● Task description:
Each line with the word "data" must appear in the answer, copied from the records.

[[ Material for the task open ]]

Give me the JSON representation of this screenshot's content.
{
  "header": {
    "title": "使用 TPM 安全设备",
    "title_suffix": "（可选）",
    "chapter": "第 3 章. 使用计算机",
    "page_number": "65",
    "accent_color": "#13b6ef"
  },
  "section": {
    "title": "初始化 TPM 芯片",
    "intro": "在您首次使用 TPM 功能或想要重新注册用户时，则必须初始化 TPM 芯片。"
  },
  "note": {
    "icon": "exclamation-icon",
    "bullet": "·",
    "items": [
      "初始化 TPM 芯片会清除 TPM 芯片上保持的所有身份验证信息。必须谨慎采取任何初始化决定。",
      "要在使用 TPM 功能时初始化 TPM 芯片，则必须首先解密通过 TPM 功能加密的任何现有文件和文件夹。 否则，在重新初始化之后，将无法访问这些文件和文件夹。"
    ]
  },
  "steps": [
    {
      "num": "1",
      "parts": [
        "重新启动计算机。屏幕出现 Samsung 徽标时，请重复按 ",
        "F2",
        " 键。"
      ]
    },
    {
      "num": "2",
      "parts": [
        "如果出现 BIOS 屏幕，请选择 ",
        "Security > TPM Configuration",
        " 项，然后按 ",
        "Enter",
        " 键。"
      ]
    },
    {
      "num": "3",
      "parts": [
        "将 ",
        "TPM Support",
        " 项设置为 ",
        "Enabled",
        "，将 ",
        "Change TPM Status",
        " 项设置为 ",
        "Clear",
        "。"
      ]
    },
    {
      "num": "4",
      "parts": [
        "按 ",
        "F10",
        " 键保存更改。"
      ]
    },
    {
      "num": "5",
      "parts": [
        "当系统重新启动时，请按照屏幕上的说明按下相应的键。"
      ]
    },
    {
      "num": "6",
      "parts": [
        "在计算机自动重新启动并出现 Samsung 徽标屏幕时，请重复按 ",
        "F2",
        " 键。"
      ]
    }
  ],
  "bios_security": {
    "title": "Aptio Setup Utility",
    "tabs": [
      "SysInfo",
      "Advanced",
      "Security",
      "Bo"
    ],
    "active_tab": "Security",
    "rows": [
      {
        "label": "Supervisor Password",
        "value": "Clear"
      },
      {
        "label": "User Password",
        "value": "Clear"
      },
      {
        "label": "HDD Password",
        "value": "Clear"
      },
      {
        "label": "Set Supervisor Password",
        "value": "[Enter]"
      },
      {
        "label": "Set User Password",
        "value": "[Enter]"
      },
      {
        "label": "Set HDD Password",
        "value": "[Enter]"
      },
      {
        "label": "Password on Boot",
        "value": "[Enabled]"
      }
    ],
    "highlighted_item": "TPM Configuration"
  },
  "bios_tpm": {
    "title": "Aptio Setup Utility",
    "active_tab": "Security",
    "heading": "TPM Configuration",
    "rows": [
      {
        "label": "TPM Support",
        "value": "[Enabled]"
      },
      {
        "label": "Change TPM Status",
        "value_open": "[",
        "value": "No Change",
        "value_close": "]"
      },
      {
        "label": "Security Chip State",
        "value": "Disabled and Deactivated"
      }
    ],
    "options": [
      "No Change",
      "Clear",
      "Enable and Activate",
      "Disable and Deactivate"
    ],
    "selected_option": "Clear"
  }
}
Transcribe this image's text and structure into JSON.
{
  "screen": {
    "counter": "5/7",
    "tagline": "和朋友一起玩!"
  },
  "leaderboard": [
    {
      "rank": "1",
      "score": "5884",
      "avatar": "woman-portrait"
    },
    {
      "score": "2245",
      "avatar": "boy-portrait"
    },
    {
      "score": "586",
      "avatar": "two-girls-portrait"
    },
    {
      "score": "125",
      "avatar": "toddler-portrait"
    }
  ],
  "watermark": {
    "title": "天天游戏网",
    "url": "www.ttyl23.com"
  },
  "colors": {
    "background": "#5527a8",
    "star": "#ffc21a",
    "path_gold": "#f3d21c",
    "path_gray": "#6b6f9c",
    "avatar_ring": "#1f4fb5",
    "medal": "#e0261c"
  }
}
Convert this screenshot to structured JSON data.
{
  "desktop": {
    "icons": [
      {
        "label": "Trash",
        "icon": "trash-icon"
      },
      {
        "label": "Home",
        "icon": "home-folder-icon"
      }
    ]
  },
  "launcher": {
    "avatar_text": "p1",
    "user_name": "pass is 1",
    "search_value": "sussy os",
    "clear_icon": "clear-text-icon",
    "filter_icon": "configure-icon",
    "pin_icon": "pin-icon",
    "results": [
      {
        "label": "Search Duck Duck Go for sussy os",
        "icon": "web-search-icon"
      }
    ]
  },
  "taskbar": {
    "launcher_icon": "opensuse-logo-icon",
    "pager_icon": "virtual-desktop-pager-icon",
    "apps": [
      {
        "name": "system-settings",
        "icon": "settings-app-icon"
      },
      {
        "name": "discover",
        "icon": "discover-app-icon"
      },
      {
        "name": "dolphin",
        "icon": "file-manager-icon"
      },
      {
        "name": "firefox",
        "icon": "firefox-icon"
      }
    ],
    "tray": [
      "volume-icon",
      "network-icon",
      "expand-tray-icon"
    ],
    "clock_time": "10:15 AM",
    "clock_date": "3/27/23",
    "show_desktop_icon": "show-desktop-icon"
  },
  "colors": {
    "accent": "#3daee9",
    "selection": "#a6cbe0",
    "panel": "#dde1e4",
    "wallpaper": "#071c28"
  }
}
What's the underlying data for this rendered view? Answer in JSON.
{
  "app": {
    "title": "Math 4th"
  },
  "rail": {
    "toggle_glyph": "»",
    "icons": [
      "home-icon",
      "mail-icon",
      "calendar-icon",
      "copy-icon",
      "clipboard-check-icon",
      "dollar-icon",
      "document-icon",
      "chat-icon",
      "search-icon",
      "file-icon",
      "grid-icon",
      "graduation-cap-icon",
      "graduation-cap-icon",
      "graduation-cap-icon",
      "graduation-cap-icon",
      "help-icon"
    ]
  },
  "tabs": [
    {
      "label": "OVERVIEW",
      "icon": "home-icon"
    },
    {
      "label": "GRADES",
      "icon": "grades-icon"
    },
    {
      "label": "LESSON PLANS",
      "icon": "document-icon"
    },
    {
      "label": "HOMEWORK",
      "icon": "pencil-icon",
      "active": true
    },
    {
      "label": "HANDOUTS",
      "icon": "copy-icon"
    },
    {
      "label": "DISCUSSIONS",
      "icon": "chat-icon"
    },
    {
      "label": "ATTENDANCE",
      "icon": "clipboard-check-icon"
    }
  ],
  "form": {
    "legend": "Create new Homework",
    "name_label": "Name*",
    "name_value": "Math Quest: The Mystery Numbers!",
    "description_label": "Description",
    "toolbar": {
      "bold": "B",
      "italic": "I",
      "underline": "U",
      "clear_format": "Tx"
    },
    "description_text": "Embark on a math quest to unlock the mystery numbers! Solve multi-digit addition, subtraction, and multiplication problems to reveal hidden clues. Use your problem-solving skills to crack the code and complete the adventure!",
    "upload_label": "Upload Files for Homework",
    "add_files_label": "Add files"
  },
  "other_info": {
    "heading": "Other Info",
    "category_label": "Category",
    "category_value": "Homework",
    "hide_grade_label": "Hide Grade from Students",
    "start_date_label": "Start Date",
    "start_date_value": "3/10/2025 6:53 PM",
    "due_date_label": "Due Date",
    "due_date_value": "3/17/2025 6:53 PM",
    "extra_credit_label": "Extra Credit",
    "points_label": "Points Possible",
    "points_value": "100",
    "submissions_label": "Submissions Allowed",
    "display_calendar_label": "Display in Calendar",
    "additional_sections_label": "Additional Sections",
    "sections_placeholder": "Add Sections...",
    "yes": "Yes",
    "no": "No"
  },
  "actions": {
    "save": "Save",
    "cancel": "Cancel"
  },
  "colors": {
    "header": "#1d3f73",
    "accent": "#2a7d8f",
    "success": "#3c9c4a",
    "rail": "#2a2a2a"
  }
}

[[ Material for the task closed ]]

● Response area:
Convert this screenshot to structured JSON data.
What's the underlying data for this rendered view? Answer in JSON.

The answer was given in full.